Study material Block Start

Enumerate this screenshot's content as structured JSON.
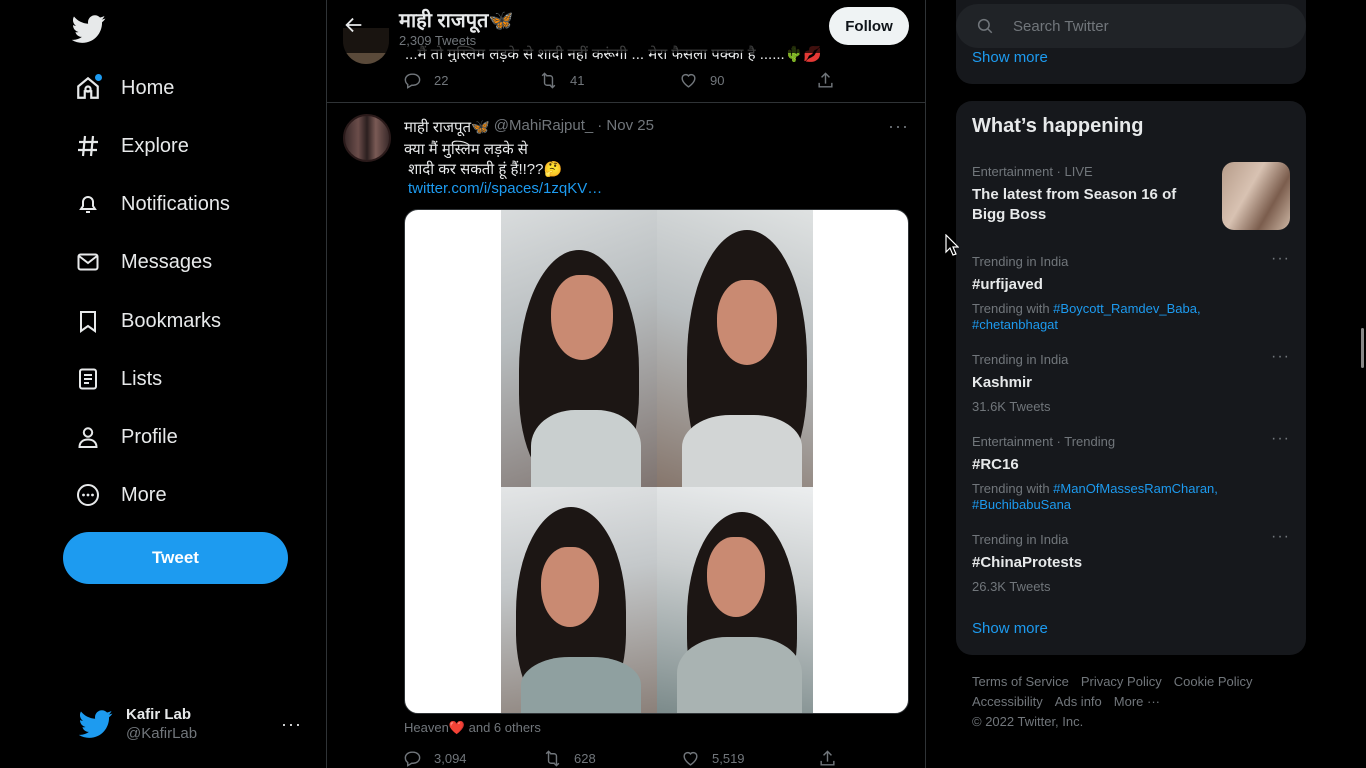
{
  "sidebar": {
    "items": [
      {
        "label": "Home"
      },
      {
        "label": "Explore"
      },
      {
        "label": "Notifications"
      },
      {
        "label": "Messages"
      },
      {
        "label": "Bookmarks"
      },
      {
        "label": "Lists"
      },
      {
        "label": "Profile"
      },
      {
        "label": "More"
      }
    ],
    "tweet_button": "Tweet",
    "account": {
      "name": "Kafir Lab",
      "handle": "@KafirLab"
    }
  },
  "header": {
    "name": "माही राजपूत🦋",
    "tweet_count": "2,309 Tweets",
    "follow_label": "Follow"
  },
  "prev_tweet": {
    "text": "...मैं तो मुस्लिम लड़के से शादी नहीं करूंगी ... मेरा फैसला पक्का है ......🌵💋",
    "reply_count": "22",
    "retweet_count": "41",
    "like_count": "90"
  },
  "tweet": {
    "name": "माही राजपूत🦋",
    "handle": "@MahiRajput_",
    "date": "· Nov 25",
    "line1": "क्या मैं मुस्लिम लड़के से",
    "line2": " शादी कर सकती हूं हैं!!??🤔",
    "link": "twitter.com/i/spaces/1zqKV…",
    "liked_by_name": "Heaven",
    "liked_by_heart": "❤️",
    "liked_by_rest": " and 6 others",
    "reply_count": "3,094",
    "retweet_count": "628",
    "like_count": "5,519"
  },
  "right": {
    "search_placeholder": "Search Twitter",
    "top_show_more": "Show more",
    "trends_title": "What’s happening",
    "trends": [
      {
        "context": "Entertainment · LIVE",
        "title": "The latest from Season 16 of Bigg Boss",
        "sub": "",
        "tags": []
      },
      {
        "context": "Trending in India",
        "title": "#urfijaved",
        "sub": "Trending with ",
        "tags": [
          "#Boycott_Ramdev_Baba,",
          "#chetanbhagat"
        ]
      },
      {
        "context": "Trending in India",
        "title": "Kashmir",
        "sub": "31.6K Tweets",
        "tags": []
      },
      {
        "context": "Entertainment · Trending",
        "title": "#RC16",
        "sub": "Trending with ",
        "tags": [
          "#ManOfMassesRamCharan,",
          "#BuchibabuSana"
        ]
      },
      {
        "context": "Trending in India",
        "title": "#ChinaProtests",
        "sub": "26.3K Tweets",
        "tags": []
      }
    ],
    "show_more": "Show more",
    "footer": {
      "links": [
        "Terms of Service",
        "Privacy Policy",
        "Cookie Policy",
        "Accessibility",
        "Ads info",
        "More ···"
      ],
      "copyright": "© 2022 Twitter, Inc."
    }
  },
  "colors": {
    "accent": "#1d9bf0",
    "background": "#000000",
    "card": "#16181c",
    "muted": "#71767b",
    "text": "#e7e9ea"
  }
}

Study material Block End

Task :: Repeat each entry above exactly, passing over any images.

Result ::
Enumerate this screenshot's content as structured JSON.
{
  "sidebar": {
    "items": [
      {
        "label": "Home"
      },
      {
        "label": "Explore"
      },
      {
        "label": "Notifications"
      },
      {
        "label": "Messages"
      },
      {
        "label": "Bookmarks"
      },
      {
        "label": "Lists"
      },
      {
        "label": "Profile"
      },
      {
        "label": "More"
      }
    ],
    "tweet_button": "Tweet",
    "account": {
      "name": "Kafir Lab",
      "handle": "@KafirLab"
    }
  },
  "header": {
    "name": "माही राजपूत🦋",
    "tweet_count": "2,309 Tweets",
    "follow_label": "Follow"
  },
  "prev_tweet": {
    "text": "...मैं तो मुस्लिम लड़के से शादी नहीं करूंगी ... मेरा फैसला पक्का है ......🌵💋",
    "reply_count": "22",
    "retweet_count": "41",
    "like_count": "90"
  },
  "tweet": {
    "name": "माही राजपूत🦋",
    "handle": "@MahiRajput_",
    "date": "· Nov 25",
    "line1": "क्या मैं मुस्लिम लड़के से",
    "line2": " शादी कर सकती हूं हैं!!??🤔",
    "link": "twitter.com/i/spaces/1zqKV…",
    "liked_by_name": "Heaven",
    "liked_by_heart": "❤️",
    "liked_by_rest": " and 6 others",
    "reply_count": "3,094",
    "retweet_count": "628",
    "like_count": "5,519"
  },
  "right": {
    "search_placeholder": "Search Twitter",
    "top_show_more": "Show more",
    "trends_title": "What’s happening",
    "trends": [
      {
        "context": "Entertainment · LIVE",
        "title": "The latest from Season 16 of Bigg Boss",
        "sub": "",
        "tags": []
      },
      {
        "context": "Trending in India",
        "title": "#urfijaved",
        "sub": "Trending with ",
        "tags": [
          "#Boycott_Ramdev_Baba,",
          "#chetanbhagat"
        ]
      },
      {
        "context": "Trending in India",
        "title": "Kashmir",
        "sub": "31.6K Tweets",
        "tags": []
      },
      {
        "context": "Entertainment · Trending",
        "title": "#RC16",
        "sub": "Trending with ",
        "tags": [
          "#ManOfMassesRamCharan,",
          "#BuchibabuSana"
        ]
      },
      {
        "context": "Trending in India",
        "title": "#ChinaProtests",
        "sub": "26.3K Tweets",
        "tags": []
      }
    ],
    "show_more": "Show more",
    "footer": {
      "links": [
        "Terms of Service",
        "Privacy Policy",
        "Cookie Policy",
        "Accessibility",
        "Ads info",
        "More ···"
      ],
      "copyright": "© 2022 Twitter, Inc."
    }
  },
  "colors": {
    "accent": "#1d9bf0",
    "background": "#000000",
    "card": "#16181c",
    "muted": "#71767b",
    "text": "#e7e9ea"
  }
}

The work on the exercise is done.